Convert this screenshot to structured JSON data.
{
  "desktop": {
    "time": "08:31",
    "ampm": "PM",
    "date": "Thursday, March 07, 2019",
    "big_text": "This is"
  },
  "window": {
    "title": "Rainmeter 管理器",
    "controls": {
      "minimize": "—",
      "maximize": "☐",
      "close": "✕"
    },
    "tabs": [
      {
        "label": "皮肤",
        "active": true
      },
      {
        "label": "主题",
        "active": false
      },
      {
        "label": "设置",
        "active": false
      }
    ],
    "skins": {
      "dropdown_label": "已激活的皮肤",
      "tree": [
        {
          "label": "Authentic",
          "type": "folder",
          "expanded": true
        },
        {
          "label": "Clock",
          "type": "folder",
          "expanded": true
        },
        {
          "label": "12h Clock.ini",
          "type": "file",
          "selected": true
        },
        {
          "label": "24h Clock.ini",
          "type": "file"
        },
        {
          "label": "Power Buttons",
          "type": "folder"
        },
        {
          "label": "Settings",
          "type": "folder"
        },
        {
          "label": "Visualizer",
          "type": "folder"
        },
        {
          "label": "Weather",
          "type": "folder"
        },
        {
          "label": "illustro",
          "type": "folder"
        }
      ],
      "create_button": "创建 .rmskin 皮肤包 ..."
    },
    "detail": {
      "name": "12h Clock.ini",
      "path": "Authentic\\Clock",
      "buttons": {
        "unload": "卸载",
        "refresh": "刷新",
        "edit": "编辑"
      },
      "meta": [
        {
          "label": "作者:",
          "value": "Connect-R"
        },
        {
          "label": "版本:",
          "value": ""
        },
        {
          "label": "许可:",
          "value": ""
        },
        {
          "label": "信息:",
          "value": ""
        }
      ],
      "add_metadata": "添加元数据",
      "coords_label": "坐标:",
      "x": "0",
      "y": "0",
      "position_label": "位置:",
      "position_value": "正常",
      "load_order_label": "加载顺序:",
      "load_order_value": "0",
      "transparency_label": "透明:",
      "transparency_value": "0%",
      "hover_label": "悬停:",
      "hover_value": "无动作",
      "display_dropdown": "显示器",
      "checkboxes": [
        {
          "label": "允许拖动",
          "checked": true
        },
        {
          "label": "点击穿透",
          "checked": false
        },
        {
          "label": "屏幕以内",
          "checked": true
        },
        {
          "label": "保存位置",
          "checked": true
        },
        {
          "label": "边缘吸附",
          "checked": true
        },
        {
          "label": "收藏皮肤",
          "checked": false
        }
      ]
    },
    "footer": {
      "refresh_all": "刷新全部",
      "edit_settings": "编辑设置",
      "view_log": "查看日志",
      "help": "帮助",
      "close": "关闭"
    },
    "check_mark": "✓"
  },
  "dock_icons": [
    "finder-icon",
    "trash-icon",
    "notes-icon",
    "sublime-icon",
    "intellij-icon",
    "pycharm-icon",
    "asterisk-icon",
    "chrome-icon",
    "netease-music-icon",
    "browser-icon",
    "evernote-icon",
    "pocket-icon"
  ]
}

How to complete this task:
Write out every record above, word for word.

Completed task:
Convert this screenshot to structured JSON data.
{
  "desktop": {
    "time": "08:31",
    "ampm": "PM",
    "date": "Thursday, March 07, 2019",
    "big_text": "This is"
  },
  "window": {
    "title": "Rainmeter 管理器",
    "controls": {
      "minimize": "—",
      "maximize": "☐",
      "close": "✕"
    },
    "tabs": [
      {
        "label": "皮肤",
        "active": true
      },
      {
        "label": "主题",
        "active": false
      },
      {
        "label": "设置",
        "active": false
      }
    ],
    "skins": {
      "dropdown_label": "已激活的皮肤",
      "tree": [
        {
          "label": "Authentic",
          "type": "folder",
          "expanded": true
        },
        {
          "label": "Clock",
          "type": "folder",
          "expanded": true
        },
        {
          "label": "12h Clock.ini",
          "type": "file",
          "selected": true
        },
        {
          "label": "24h Clock.ini",
          "type": "file"
        },
        {
          "label": "Power Buttons",
          "type": "folder"
        },
        {
          "label": "Settings",
          "type": "folder"
        },
        {
          "label": "Visualizer",
          "type": "folder"
        },
        {
          "label": "Weather",
          "type": "folder"
        },
        {
          "label": "illustro",
          "type": "folder"
        }
      ],
      "create_button": "创建 .rmskin 皮肤包 ..."
    },
    "detail": {
      "name": "12h Clock.ini",
      "path": "Authentic\\Clock",
      "buttons": {
        "unload": "卸载",
        "refresh": "刷新",
        "edit": "编辑"
      },
      "meta": [
        {
          "label": "作者:",
          "value": "Connect-R"
        },
        {
          "label": "版本:",
          "value": ""
        },
        {
          "label": "许可:",
          "value": ""
        },
        {
          "label": "信息:",
          "value": ""
        }
      ],
      "add_metadata": "添加元数据",
      "coords_label": "坐标:",
      "x": "0",
      "y": "0",
      "position_label": "位置:",
      "position_value": "正常",
      "load_order_label": "加载顺序:",
      "load_order_value": "0",
      "transparency_label": "透明:",
      "transparency_value": "0%",
      "hover_label": "悬停:",
      "hover_value": "无动作",
      "display_dropdown": "显示器",
      "checkboxes": [
        {
          "label": "允许拖动",
          "checked": true
        },
        {
          "label": "点击穿透",
          "checked": false
        },
        {
          "label": "屏幕以内",
          "checked": true
        },
        {
          "label": "保存位置",
          "checked": true
        },
        {
          "label": "边缘吸附",
          "checked": true
        },
        {
          "label": "收藏皮肤",
          "checked": false
        }
      ]
    },
    "footer": {
      "refresh_all": "刷新全部",
      "edit_settings": "编辑设置",
      "view_log": "查看日志",
      "help": "帮助",
      "close": "关闭"
    },
    "check_mark": "✓"
  },
  "dock_icons": [
    "finder-icon",
    "trash-icon",
    "notes-icon",
    "sublime-icon",
    "intellij-icon",
    "pycharm-icon",
    "asterisk-icon",
    "chrome-icon",
    "netease-music-icon",
    "browser-icon",
    "evernote-icon",
    "pocket-icon"
  ]
}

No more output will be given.